The exhibition has lots of traditional woodworking tools and examples of traditional doors, furniture and marriage chests. Ali Baba would have loved it.




Thursday, 24 March 2016

Mark 1 or wreck?



I think it's a good job we can't buy a car here as we do not have residence permits or Beloved may have fallen for a restoration project.


Fes; The Attarine Medersa




Further down Taalib Kbir (and it is definitely down) it twists , changes it's name to Rue ech Cherablyin and comes to a range of souks and buildings around the Kairaouine Mosque. This mosque is perhaps the most important culturally in all Morocco. It was founded in 837CE and still fixes the timing of Morocco's religous festivals. It is a vast complex but closed to non-muslims, and has an extremely important library again for muslim scholars. Other religous foundations in the area such as the important zaouia of Moulay idriss are also closed to non-muslims and several of the medersas are closed, either for religous reasons or for renovation, but the other jewel of Merinid architecture the Atterine Medersa is open to visitors.
Finished in 1325 it is earlier than the Bou Inania and has a lighter more fluid feel.
















Tuesday, 22 March 2016

Fes; Medersa Bouinania and the Margana



A short stroll down the Talaa Kbira from the Boujloud Gate is the Bouinania Medersa which the Rough Guide rates as the best building in all Morocco. Just to show that great religous buildings are not the sole domain of the pious, this merdersa and mosque complex was built for Sultan Abou Inan whose other claim to fame is fathering 325 sons in 10 years (there must have been girls as well but they don't seem to have been counted), deposing his father and a rather grisly line in murder and execution. He was eventually strangled by his Vizier. However many of the great Merinid  monuments were built under him.
This last Merinid medersa (built between1350 and 1356 CE) is a kalaidescope of carved cedar laceria,



 zellige,



 and stucco 



and showcases the heights of Merinid craftmanship. Such artistry does not come cheap but when presented with the accounts Abu-Inan is reported to have cast them into the river unread saying

"Whatever is beautiful cannot be too costly at any price. What is enthralling is never too costly."





Unusually the kufic script dividing the zellige from the stucco is not solely quotations from the Q'ran. It is largely a list of the properties whose income was given as an endowment to the Mosque/Medersa complex.and also fulsome praise for Abou-Inan.




Opposite the medersa on Talaa Kbir is the Dar-al-Magana or clockhouse. The waterclock built by Tlemsani was unique in the world.

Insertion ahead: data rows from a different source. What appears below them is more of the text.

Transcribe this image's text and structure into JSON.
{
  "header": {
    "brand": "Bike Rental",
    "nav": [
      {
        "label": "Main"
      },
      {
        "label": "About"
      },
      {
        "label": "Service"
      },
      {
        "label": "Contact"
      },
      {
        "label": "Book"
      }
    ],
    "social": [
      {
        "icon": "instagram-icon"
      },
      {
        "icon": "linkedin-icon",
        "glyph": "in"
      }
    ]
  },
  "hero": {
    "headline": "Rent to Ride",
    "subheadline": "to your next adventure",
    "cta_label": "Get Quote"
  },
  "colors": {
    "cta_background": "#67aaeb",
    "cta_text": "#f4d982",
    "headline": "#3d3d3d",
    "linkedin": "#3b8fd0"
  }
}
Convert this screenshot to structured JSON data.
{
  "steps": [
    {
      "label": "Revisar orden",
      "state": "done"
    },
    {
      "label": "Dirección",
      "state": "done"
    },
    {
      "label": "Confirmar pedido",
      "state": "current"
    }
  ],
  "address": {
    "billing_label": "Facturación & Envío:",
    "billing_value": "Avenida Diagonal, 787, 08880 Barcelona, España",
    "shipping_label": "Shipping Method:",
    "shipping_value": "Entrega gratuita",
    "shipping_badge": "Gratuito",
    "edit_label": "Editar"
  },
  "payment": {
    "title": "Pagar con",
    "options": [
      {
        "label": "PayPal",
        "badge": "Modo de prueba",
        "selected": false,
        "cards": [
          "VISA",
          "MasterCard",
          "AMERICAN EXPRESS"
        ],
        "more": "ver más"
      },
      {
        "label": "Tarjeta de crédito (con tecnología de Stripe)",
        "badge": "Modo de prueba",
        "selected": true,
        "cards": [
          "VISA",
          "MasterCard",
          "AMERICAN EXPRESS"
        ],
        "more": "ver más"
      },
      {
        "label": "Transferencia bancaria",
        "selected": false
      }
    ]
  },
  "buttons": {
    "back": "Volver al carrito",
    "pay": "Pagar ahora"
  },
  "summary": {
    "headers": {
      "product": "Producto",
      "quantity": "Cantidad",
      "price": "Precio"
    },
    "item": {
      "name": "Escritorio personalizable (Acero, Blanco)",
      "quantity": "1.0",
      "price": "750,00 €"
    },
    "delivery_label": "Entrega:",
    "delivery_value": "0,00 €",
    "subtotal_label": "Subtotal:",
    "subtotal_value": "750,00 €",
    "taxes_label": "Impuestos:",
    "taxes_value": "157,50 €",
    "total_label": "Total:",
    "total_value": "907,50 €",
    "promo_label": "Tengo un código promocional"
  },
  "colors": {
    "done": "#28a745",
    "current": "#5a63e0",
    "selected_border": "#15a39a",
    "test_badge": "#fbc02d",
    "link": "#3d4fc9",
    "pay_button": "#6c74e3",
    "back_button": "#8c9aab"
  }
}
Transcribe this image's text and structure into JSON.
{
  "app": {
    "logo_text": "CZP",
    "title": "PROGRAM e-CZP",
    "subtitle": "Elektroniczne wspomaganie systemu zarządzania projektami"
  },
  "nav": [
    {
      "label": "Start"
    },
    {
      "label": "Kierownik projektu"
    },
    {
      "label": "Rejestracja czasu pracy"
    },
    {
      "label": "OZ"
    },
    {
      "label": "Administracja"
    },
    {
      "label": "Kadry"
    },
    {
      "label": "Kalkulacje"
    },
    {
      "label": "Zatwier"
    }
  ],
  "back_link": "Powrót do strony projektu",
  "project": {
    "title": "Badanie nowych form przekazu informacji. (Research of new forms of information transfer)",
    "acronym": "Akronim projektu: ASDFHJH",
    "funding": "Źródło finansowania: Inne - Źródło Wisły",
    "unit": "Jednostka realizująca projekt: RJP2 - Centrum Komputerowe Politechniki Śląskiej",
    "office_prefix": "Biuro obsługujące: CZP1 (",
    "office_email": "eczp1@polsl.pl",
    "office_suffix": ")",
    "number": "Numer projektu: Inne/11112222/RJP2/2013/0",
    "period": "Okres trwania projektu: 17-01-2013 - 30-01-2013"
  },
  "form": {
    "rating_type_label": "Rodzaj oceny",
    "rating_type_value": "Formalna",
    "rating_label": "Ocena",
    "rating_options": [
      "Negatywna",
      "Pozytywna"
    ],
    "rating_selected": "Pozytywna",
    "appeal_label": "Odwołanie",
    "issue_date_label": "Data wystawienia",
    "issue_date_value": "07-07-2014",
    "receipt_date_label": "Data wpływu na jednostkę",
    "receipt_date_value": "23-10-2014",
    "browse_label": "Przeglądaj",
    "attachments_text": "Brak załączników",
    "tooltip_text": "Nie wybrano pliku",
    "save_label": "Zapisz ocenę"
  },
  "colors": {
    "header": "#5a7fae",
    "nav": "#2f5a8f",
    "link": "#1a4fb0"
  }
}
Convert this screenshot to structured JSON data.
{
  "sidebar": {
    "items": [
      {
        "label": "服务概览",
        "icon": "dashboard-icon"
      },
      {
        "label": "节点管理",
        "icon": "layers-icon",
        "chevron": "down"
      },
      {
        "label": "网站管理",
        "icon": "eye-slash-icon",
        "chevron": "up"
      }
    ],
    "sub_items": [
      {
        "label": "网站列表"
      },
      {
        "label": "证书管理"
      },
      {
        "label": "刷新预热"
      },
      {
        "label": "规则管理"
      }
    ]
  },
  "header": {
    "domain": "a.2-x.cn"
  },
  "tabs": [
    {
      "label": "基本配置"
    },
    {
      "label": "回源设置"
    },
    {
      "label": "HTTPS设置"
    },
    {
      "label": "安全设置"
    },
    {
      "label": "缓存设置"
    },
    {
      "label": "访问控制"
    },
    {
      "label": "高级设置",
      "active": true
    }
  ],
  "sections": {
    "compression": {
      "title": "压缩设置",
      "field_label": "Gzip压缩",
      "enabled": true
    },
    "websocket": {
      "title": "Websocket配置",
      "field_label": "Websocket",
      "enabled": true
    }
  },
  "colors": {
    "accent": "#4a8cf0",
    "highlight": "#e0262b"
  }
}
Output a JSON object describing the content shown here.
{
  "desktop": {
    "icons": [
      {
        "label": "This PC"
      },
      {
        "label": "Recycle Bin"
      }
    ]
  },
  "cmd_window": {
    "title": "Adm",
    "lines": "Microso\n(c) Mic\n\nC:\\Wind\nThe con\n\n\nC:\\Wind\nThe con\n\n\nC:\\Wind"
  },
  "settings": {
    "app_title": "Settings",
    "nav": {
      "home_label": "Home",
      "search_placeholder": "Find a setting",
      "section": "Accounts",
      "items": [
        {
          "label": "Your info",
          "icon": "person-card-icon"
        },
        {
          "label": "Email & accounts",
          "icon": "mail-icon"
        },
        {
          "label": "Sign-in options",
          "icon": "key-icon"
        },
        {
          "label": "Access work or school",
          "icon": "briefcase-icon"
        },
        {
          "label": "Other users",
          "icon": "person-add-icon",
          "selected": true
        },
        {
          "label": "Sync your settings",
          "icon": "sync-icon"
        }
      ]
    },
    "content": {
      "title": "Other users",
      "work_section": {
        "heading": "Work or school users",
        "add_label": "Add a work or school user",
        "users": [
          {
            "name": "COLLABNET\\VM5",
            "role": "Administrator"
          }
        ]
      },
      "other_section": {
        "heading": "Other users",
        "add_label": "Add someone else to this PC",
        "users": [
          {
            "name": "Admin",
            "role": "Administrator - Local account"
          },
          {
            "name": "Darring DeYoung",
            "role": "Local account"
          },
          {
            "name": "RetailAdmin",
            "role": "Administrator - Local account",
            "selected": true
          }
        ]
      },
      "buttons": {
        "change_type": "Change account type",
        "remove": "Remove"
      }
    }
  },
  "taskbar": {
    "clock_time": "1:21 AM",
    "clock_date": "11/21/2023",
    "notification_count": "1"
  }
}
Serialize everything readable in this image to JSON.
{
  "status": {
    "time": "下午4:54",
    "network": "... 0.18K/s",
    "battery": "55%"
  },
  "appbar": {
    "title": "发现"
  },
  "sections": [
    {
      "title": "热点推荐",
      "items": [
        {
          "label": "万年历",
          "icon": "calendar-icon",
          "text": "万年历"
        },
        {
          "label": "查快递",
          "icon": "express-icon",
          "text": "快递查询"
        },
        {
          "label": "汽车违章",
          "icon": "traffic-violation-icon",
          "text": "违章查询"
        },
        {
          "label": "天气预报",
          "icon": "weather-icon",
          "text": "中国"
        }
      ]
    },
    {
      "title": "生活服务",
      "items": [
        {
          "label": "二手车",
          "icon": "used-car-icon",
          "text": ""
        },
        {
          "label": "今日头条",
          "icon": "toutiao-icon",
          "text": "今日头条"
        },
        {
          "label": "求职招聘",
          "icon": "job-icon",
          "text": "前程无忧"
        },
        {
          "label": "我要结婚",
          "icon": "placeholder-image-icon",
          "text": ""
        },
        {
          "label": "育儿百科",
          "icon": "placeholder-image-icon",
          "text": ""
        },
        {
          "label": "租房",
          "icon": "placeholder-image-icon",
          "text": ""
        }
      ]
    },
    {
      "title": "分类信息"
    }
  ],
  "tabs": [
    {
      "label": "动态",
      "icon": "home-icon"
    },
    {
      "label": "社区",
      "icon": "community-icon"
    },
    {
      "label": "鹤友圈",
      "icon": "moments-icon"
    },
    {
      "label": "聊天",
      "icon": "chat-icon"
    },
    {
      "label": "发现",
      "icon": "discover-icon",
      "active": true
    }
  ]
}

The lower level of struts held 13 brass bowls.The motion of the clock was presumably maintained by a kind of small cart which ran from left to right behind the twelve doors. At one end, the cart was attached to a rope with a hanging weight; at the other end to a rope with a weight that floated on the surface of a water reservoir that was drained at a regular pace. Each hour one of the doors opened; at the same time a metal ball was dropped into one of the twelve brass bowls. The rafters sticking out of the building above the doors (identical to the rafters of the Bou Inania Madrasa) supported a small roof to shield the doors and bowls.